Meeting Families’ Need for Care, Communication and Convenience

Pre-implementation planning for the Meds to Beds service began in June 2015 and continued through September, during which time patient experience metrics were gathered with a pre-implementation survey. The pilot was launched in October, and from November to January, the impact on the patient experience was measured via a questionnaire developed in partnership between the Department of Pharmacy and Press Ganey and administered to families at point of care via a tablet. “The survey takes families less than two minutes to complete,” Dr. Hollier said. “They use an iPad provided by one of our associates. They complete the survey on the way out of the hospital with a prescription in their hand.”

During the pre-implementation period, 2,664 prescriptions were written for the hospital’s same-day surgery patients, of which only 25 (0.9%) were filled by the outpatient pharmacy. In the post-implementation period, 3,316 prescriptions were written and 2,119 of them (63.9%) were filled in-house, Dr. Hollier said.

With respect to the volume of prescriptions overall that were processed by the outpatient pharmacy, the number increased from 6,702 to 8,755, and the respective same-day surgery pharmacy workload percentage increased from 0.4% to 24.2%. “We went from providing pharmacy services to 15 same-day surgery patients to [providing them to] 1,008,” said Dr. Hollier.

The patient experience scores specific to the pharmacy service suggest it was a hit. In the pre-implementation phase, only 19% of patients reported being very satisfied with the services provided by their outside pharmacy, while 100% of patients were very satisfied with medication delivery through the new program and 99% were very satisfied with the medication education they received.

Among the service features that families found most valuable, the following were the most frequently cited:

  • Convenience (87%)
  • Timeliness (73%)
  • Education from the pharmacist (64%)
  • Avoiding delays in starting therapy (58%)
  • Comprehensive medication care for my child (55%)
  • Affordability (49%)

In terms of affordability, the hospital began charging for the medications after they developed processes to accommodate the payer mix. “But our data suggest that cost is not the driver of patient experience. It’s all about the care and the focus on the patient, education and the convenience and timeliness of the service,” Dr. Hollier said.

Even with the process changes, the staffing increase and the initial free medication, “we have already seen a return on investment,” Wagner said. Thanks to the efficiency measures and 340B optimization, the resultant savings and increased revenue have outpaced costs.

Connecting Pharmacists to Their Caring Mission

In addition to improving the patient and family experience, the new program has enhanced pharmacists’ job satisfaction. “The pharmacists really appreciate being able to sit down with the family and really talk about the medication,” according to Dr. Hollier. “Pharmacists go into this field to help people, yet they often feel removed. This changes that for them. They love the education aspect of it, being able to talk to the family there at the bedside and going through the important issues.”

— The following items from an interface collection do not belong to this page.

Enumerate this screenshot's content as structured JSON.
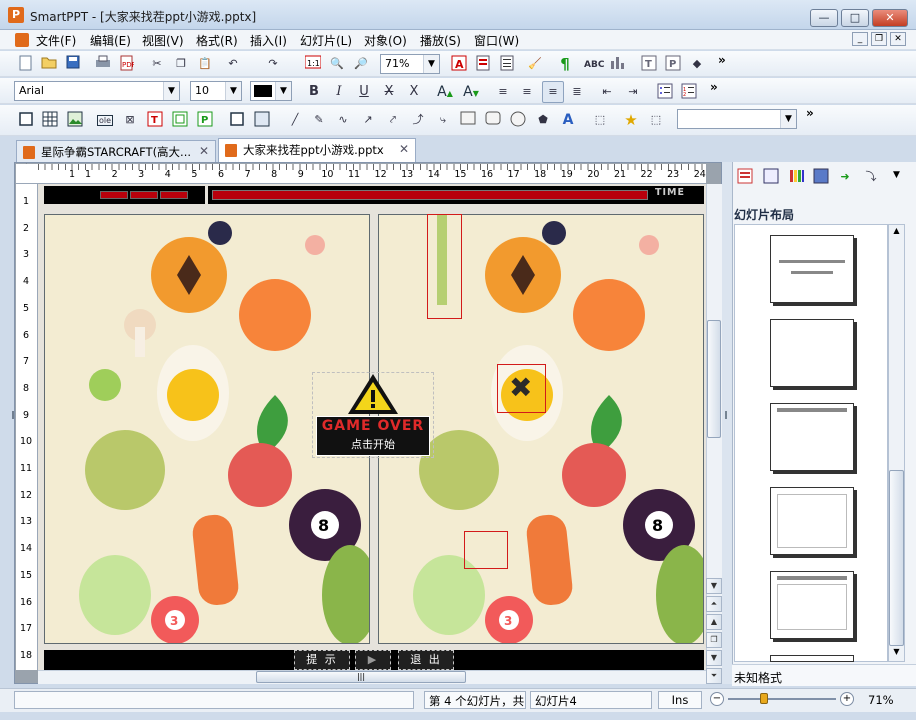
{
  "window": {
    "app_icon_letter": "P",
    "title": "SmartPPT - [大家来找茬ppt小游戏.pptx]",
    "minimize_glyph": "—",
    "maximize_glyph": "□",
    "close_glyph": "✕"
  },
  "menubar": {
    "items": [
      "文件(F)",
      "编辑(E)",
      "视图(V)",
      "格式(R)",
      "插入(I)",
      "幻灯片(L)",
      "对象(O)",
      "播放(S)",
      "窗口(W)"
    ],
    "mdi_minimize": "_",
    "mdi_restore": "❐",
    "mdi_close": "✕"
  },
  "toolbar1": {
    "zoom_value": "71%",
    "overflow": "»"
  },
  "toolbar2": {
    "font_name": "Arial",
    "font_size": "10",
    "bold": "B",
    "italic": "I",
    "underline": "U",
    "strike": "X",
    "double_strike": "X",
    "overflow": "»"
  },
  "toolbar3": {
    "style_combo_value": "",
    "overflow": "»"
  },
  "tabs": [
    {
      "label": "星际争霸STARCRAFT(高大..."
    },
    {
      "label": "大家来找茬ppt小游戏.pptx"
    }
  ],
  "ruler": {
    "h_numbers": [
      "1",
      "1",
      "2",
      "3",
      "4",
      "5",
      "6",
      "7",
      "8",
      "9",
      "10",
      "11",
      "12",
      "13",
      "14",
      "15",
      "16",
      "17",
      "18",
      "19",
      "20",
      "21",
      "22",
      "23",
      "24"
    ],
    "v_numbers": [
      "1",
      "2",
      "3",
      "4",
      "5",
      "6",
      "7",
      "8",
      "9",
      "10",
      "11",
      "12",
      "13",
      "14",
      "15",
      "16",
      "17",
      "18"
    ]
  },
  "slide": {
    "time_label": "TIME",
    "game_over_title": "GAME OVER",
    "game_over_sub": "点击开始",
    "hint_button": "提 示",
    "play_button": "▶",
    "exit_button": "退 出",
    "eight_ball": "8",
    "three_ball": "3"
  },
  "right_panel": {
    "title": "幻灯片布局",
    "footer": "未知格式"
  },
  "statusbar": {
    "slide_count": "第 4 个幻灯片，共",
    "slide_name": "幻灯片4",
    "ins": "Ins",
    "zoom": "71%"
  },
  "colors": {
    "accent": "#d21a1a",
    "title_gradient_top": "#dce8f5",
    "ppt_orange": "#e06a1b"
  }
}
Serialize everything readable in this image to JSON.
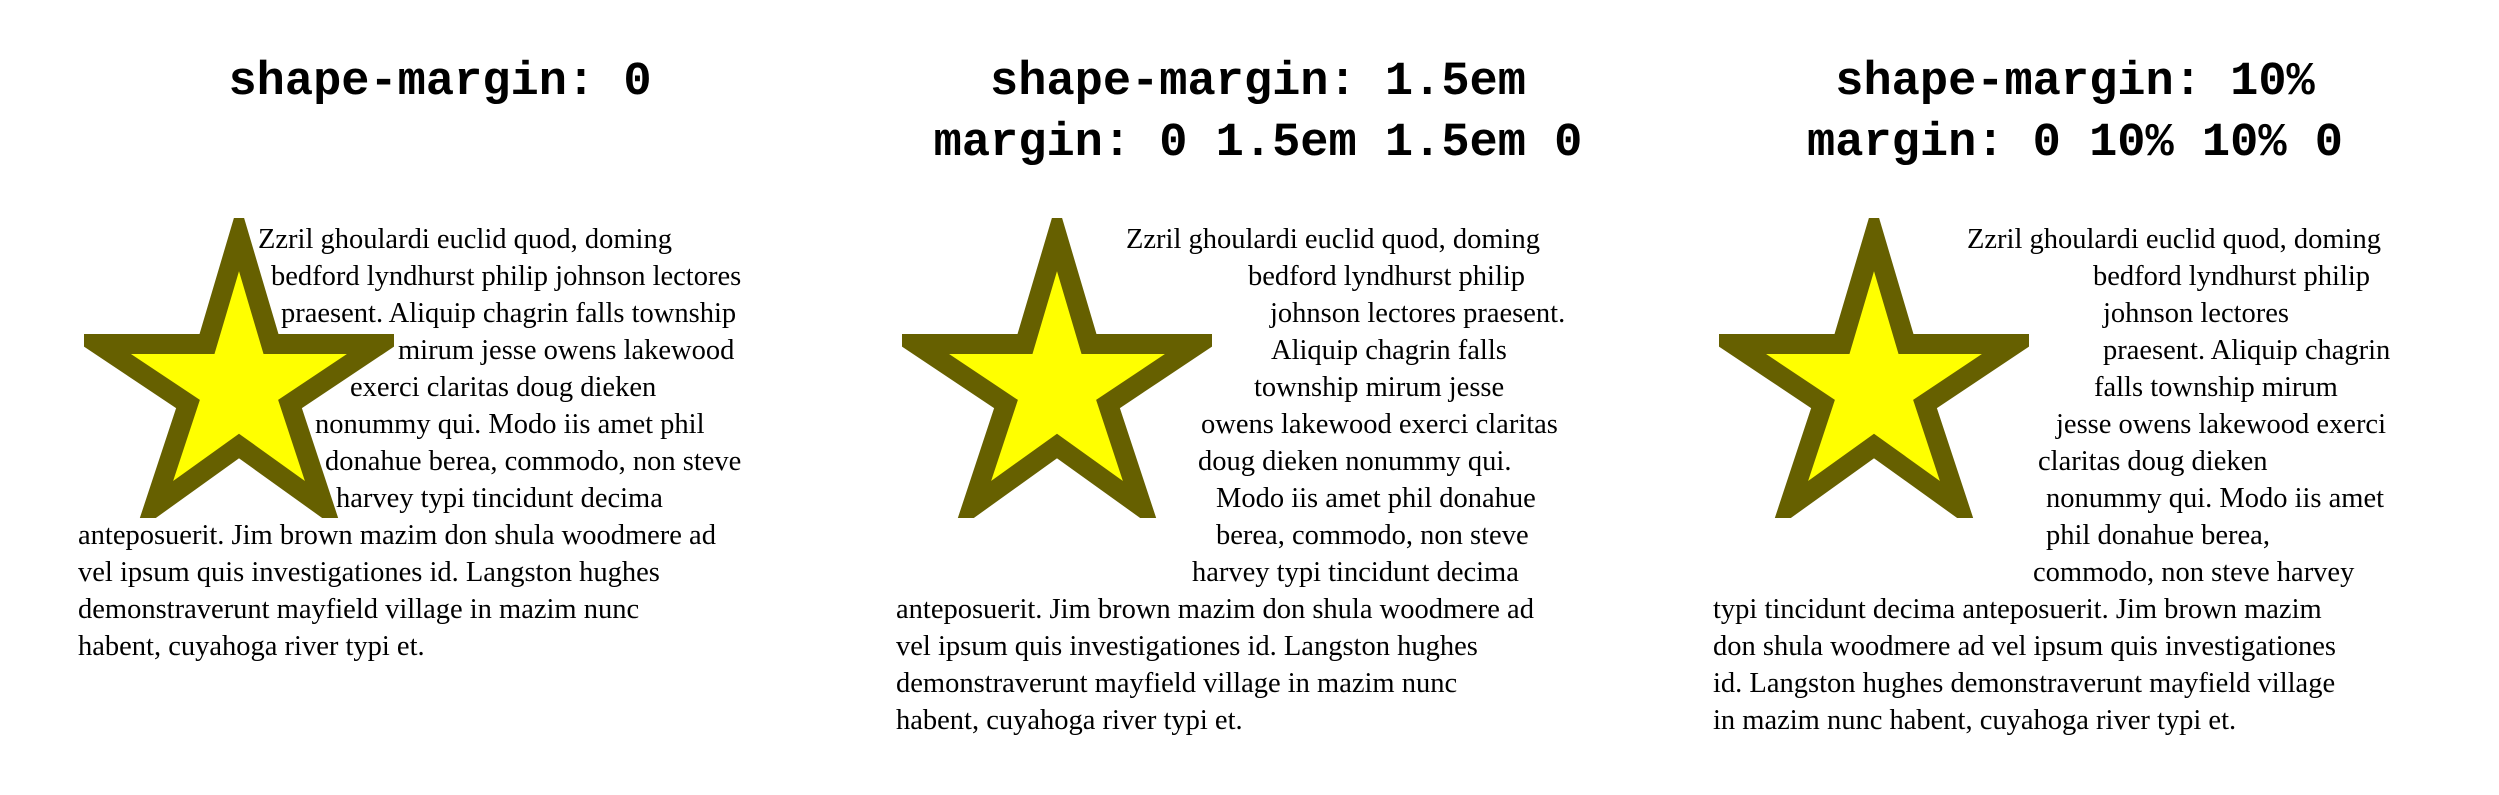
{
  "star_colors": {
    "fill": "#ffff00",
    "stroke": "#666000"
  },
  "panels": [
    {
      "title_lines": [
        "shape-margin: 0"
      ],
      "text_lines": [
        "Zzril ghoulardi euclid quod, doming",
        "bedford lyndhurst philip johnson lectores",
        "praesent. Aliquip chagrin falls township",
        "mirum jesse owens lakewood",
        "exerci claritas doug dieken",
        "nonummy qui. Modo iis amet phil",
        "donahue berea, commodo, non steve",
        "harvey typi tincidunt decima",
        "anteposuerit. Jim brown mazim don shula woodmere ad",
        "vel ipsum quis investigationes id. Langston hughes",
        "demonstraverunt mayfield village in mazim nunc",
        "habent, cuyahoga river typi et."
      ]
    },
    {
      "title_lines": [
        "shape-margin: 1.5em",
        "margin: 0 1.5em 1.5em 0"
      ],
      "text_lines": [
        "Zzril ghoulardi euclid quod, doming",
        "bedford lyndhurst philip",
        "johnson lectores praesent.",
        "Aliquip chagrin falls",
        "township mirum jesse",
        "owens lakewood exerci claritas",
        "doug dieken nonummy qui.",
        "Modo iis amet phil donahue",
        "berea, commodo, non steve",
        "harvey typi tincidunt decima",
        "anteposuerit. Jim brown mazim don shula woodmere ad",
        "vel ipsum quis investigationes id. Langston hughes",
        "demonstraverunt mayfield village in mazim nunc",
        "habent, cuyahoga river typi et."
      ]
    },
    {
      "title_lines": [
        "shape-margin: 10%",
        "margin: 0 10% 10% 0"
      ],
      "text_lines": [
        "Zzril ghoulardi euclid quod, doming",
        "bedford lyndhurst philip",
        "johnson lectores",
        "praesent. Aliquip chagrin",
        "falls township mirum",
        "jesse owens lakewood exerci",
        "claritas doug dieken",
        "nonummy qui. Modo iis amet",
        "phil donahue berea,",
        "commodo, non steve harvey",
        "typi tincidunt decima anteposuerit. Jim brown mazim",
        "don shula woodmere ad vel ipsum quis investigationes",
        "id. Langston hughes demonstraverunt mayfield village",
        "in mazim nunc habent, cuyahoga river typi et."
      ]
    }
  ]
}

One of the biggest opportunities Dr. Hollier and his colleagues see for this service is in the area of pain control. “We don’t want these little kids suffering, and it’s happening day in and day out. We want to work out the issues that will allow us to staff up and handle all of their medications so we can get them the relief they need.”

With the success of the pilot program, the hospital is planning a phased implementation of the intervention across other service lines. “Everybody is clamoring for this service, and every area of the hospital wants it,” Dr. Hollier explained. “With the number of prescriptions we produce and the size of our organization, we want to roll the service out in stepwise fashion.”